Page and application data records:
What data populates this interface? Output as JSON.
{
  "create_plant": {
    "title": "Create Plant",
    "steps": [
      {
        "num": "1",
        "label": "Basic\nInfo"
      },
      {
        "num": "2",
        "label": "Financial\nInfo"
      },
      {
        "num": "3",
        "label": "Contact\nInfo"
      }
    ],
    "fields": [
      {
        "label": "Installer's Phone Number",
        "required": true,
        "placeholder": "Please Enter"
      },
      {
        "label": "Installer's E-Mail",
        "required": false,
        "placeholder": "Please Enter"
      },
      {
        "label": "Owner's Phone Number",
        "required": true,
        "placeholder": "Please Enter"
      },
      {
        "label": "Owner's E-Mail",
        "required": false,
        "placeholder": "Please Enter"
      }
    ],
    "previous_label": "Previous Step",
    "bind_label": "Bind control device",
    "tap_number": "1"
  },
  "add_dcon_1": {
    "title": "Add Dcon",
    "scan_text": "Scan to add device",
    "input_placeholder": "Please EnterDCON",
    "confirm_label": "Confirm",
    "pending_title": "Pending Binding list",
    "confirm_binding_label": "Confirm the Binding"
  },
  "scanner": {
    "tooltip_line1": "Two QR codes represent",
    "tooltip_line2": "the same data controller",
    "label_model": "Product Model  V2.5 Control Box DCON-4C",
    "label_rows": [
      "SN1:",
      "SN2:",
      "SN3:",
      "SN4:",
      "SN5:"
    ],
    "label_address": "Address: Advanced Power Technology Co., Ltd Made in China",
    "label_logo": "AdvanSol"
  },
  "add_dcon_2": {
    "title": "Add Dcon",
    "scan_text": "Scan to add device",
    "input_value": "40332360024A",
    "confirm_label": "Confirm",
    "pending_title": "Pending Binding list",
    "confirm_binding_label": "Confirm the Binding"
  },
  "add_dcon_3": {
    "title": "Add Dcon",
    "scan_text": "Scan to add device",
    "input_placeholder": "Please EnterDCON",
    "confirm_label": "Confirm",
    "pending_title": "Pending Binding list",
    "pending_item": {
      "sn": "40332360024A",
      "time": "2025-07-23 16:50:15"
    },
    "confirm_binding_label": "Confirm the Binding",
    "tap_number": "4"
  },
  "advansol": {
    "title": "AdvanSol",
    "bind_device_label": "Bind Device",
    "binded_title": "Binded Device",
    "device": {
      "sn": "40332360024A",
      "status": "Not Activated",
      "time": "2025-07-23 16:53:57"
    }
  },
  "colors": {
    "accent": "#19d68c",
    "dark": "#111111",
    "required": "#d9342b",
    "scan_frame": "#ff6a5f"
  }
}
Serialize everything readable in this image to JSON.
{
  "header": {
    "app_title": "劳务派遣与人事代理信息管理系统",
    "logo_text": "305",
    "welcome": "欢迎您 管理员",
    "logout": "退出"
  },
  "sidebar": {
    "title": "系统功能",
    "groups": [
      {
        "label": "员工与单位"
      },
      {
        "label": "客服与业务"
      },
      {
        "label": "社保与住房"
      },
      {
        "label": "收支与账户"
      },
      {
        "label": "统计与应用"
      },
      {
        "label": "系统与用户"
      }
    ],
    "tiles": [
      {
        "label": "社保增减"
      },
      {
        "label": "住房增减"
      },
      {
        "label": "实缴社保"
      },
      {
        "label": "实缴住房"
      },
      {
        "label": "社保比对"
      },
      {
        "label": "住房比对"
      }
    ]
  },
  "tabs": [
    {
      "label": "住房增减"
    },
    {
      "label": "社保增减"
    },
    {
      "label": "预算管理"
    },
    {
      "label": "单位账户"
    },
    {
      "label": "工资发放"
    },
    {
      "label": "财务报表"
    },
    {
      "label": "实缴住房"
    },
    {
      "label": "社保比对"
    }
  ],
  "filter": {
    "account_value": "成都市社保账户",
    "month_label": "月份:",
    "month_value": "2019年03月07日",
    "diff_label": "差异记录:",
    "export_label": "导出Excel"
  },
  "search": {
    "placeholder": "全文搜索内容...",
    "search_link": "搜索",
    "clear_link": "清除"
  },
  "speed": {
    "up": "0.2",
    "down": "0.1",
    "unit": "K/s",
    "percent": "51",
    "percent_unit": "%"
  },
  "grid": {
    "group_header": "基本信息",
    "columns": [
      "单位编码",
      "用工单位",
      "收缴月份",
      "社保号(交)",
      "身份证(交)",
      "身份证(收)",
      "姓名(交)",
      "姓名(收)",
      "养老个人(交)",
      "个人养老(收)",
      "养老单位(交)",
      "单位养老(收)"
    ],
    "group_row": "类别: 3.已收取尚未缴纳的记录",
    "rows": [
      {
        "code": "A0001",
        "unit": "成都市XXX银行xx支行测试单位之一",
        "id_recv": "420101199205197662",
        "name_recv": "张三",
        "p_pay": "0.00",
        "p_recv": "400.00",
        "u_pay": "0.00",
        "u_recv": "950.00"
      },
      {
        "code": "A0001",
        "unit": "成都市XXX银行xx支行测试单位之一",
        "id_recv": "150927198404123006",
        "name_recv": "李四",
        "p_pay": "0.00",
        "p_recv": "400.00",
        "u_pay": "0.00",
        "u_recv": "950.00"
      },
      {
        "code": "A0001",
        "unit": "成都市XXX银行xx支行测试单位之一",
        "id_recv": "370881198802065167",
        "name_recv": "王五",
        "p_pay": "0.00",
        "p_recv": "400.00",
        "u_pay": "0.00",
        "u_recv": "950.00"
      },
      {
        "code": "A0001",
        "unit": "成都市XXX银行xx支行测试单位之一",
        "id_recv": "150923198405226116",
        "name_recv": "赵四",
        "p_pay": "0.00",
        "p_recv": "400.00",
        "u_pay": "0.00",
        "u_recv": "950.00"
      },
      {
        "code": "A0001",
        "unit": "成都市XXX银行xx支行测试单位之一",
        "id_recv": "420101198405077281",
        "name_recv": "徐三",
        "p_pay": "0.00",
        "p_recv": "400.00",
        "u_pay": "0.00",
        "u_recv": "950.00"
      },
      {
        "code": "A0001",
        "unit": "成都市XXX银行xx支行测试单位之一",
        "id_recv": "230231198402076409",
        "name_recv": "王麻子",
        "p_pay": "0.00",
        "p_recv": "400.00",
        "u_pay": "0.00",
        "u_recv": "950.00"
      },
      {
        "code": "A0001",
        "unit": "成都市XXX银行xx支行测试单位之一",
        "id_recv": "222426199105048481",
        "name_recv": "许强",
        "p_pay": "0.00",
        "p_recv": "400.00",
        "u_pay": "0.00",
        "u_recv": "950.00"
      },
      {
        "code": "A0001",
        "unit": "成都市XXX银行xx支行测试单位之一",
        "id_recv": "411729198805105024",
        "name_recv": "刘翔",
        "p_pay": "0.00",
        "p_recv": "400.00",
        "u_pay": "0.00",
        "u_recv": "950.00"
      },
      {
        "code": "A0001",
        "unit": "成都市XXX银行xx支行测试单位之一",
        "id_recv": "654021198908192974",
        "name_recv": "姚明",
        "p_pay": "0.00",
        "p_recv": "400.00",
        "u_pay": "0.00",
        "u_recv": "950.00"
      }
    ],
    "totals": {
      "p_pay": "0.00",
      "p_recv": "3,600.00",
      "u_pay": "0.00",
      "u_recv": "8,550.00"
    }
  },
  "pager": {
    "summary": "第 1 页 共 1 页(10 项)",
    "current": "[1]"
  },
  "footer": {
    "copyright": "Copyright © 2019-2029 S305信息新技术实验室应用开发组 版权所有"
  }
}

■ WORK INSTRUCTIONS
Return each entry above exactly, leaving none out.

■ YOUR SOLUTION
What data populates this interface? Output as JSON.
{
  "create_plant": {
    "title": "Create Plant",
    "steps": [
      {
        "num": "1",
        "label": "Basic\nInfo"
      },
      {
        "num": "2",
        "label": "Financial\nInfo"
      },
      {
        "num": "3",
        "label": "Contact\nInfo"
      }
    ],
    "fields": [
      {
        "label": "Installer's Phone Number",
        "required": true,
        "placeholder": "Please Enter"
      },
      {
        "label": "Installer's E-Mail",
        "required": false,
        "placeholder": "Please Enter"
      },
      {
        "label": "Owner's Phone Number",
        "required": true,
        "placeholder": "Please Enter"
      },
      {
        "label": "Owner's E-Mail",
        "required": false,
        "placeholder": "Please Enter"
      }
    ],
    "previous_label": "Previous Step",
    "bind_label": "Bind control device",
    "tap_number": "1"
  },
  "add_dcon_1": {
    "title": "Add Dcon",
    "scan_text": "Scan to add device",
    "input_placeholder": "Please EnterDCON",
    "confirm_label": "Confirm",
    "pending_title": "Pending Binding list",
    "confirm_binding_label": "Confirm the Binding"
  },
  "scanner": {
    "tooltip_line1": "Two QR codes represent",
    "tooltip_line2": "the same data controller",
    "label_model": "Product Model  V2.5 Control Box DCON-4C",
    "label_rows": [
      "SN1:",
      "SN2:",
      "SN3:",
      "SN4:",
      "SN5:"
    ],
    "label_address": "Address: Advanced Power Technology Co., Ltd Made in China",
    "label_logo": "AdvanSol"
  },
  "add_dcon_2": {
    "title": "Add Dcon",
    "scan_text": "Scan to add device",
    "input_value": "40332360024A",
    "confirm_label": "Confirm",
    "pending_title": "Pending Binding list",
    "confirm_binding_label": "Confirm the Binding"
  },
  "add_dcon_3": {
    "title": "Add Dcon",
    "scan_text": "Scan to add device",
    "input_placeholder": "Please EnterDCON",
    "confirm_label": "Confirm",
    "pending_title": "Pending Binding list",
    "pending_item": {
      "sn": "40332360024A",
      "time": "2025-07-23 16:50:15"
    },
    "confirm_binding_label": "Confirm the Binding",
    "tap_number": "4"
  },
  "advansol": {
    "title": "AdvanSol",
    "bind_device_label": "Bind Device",
    "binded_title": "Binded Device",
    "device": {
      "sn": "40332360024A",
      "status": "Not Activated",
      "time": "2025-07-23 16:53:57"
    }
  },
  "colors": {
    "accent": "#19d68c",
    "dark": "#111111",
    "required": "#d9342b",
    "scan_frame": "#ff6a5f"
  }
}
Serialize everything readable in this image to JSON.
{
  "header": {
    "app_title": "劳务派遣与人事代理信息管理系统",
    "logo_text": "305",
    "welcome": "欢迎您 管理员",
    "logout": "退出"
  },
  "sidebar": {
    "title": "系统功能",
    "groups": [
      {
        "label": "员工与单位"
      },
      {
        "label": "客服与业务"
      },
      {
        "label": "社保与住房"
      },
      {
        "label": "收支与账户"
      },
      {
        "label": "统计与应用"
      },
      {
        "label": "系统与用户"
      }
    ],
    "tiles": [
      {
        "label": "社保增减"
      },
      {
        "label": "住房增减"
      },
      {
        "label": "实缴社保"
      },
      {
        "label": "实缴住房"
      },
      {
        "label": "社保比对"
      },
      {
        "label": "住房比对"
      }
    ]
  },
  "tabs": [
    {
      "label": "住房增减"
    },
    {
      "label": "社保增减"
    },
    {
      "label": "预算管理"
    },
    {
      "label": "单位账户"
    },
    {
      "label": "工资发放"
    },
    {
      "label": "财务报表"
    },
    {
      "label": "实缴住房"
    },
    {
      "label": "社保比对"
    }
  ],
  "filter": {
    "account_value": "成都市社保账户",
    "month_label": "月份:",
    "month_value": "2019年03月07日",
    "diff_label": "差异记录:",
    "export_label": "导出Excel"
  },
  "search": {
    "placeholder": "全文搜索内容...",
    "search_link": "搜索",
    "clear_link": "清除"
  },
  "speed": {
    "up": "0.2",
    "down": "0.1",
    "unit": "K/s",
    "percent": "51",
    "percent_unit": "%"
  },
  "grid": {
    "group_header": "基本信息",
    "columns": [
      "单位编码",
      "用工单位",
      "收缴月份",
      "社保号(交)",
      "身份证(交)",
      "身份证(收)",
      "姓名(交)",
      "姓名(收)",
      "养老个人(交)",
      "个人养老(收)",
      "养老单位(交)",
      "单位养老(收)"
    ],
    "group_row": "类别: 3.已收取尚未缴纳的记录",
    "rows": [
      {
        "code": "A0001",
        "unit": "成都市XXX银行xx支行测试单位之一",
        "id_recv": "420101199205197662",
        "name_recv": "张三",
        "p_pay": "0.00",
        "p_recv": "400.00",
        "u_pay": "0.00",
        "u_recv": "950.00"
      },
      {
        "code": "A0001",
        "unit": "成都市XXX银行xx支行测试单位之一",
        "id_recv": "150927198404123006",
        "name_recv": "李四",
        "p_pay": "0.00",
        "p_recv": "400.00",
        "u_pay": "0.00",
        "u_recv": "950.00"
      },
      {
        "code": "A0001",
        "unit": "成都市XXX银行xx支行测试单位之一",
        "id_recv": "370881198802065167",
        "name_recv": "王五",
        "p_pay": "0.00",
        "p_recv": "400.00",
        "u_pay": "0.00",
        "u_recv": "950.00"
      },
      {
        "code": "A0001",
        "unit": "成都市XXX银行xx支行测试单位之一",
        "id_recv": "150923198405226116",
        "name_recv": "赵四",
        "p_pay": "0.00",
        "p_recv": "400.00",
        "u_pay": "0.00",
        "u_recv": "950.00"
      },
      {
        "code": "A0001",
        "unit": "成都市XXX银行xx支行测试单位之一",
        "id_recv": "420101198405077281",
        "name_recv": "徐三",
        "p_pay": "0.00",
        "p_recv": "400.00",
        "u_pay": "0.00",
        "u_recv": "950.00"
      },
      {
        "code": "A0001",
        "unit": "成都市XXX银行xx支行测试单位之一",
        "id_recv": "230231198402076409",
        "name_recv": "王麻子",
        "p_pay": "0.00",
        "p_recv": "400.00",
        "u_pay": "0.00",
        "u_recv": "950.00"
      },
      {
        "code": "A0001",
        "unit": "成都市XXX银行xx支行测试单位之一",
        "id_recv": "222426199105048481",
        "name_recv": "许强",
        "p_pay": "0.00",
        "p_recv": "400.00",
        "u_pay": "0.00",
        "u_recv": "950.00"
      },
      {
        "code": "A0001",
        "unit": "成都市XXX银行xx支行测试单位之一",
        "id_recv": "411729198805105024",
        "name_recv": "刘翔",
        "p_pay": "0.00",
        "p_recv": "400.00",
        "u_pay": "0.00",
        "u_recv": "950.00"
      },
      {
        "code": "A0001",
        "unit": "成都市XXX银行xx支行测试单位之一",
        "id_recv": "654021198908192974",
        "name_recv": "姚明",
        "p_pay": "0.00",
        "p_recv": "400.00",
        "u_pay": "0.00",
        "u_recv": "950.00"
      }
    ],
    "totals": {
      "p_pay": "0.00",
      "p_recv": "3,600.00",
      "u_pay": "0.00",
      "u_recv": "8,550.00"
    }
  },
  "pager": {
    "summary": "第 1 页 共 1 页(10 项)",
    "current": "[1]"
  },
  "footer": {
    "copyright": "Copyright © 2019-2029 S305信息新技术实验室应用开发组 版权所有"
  }
}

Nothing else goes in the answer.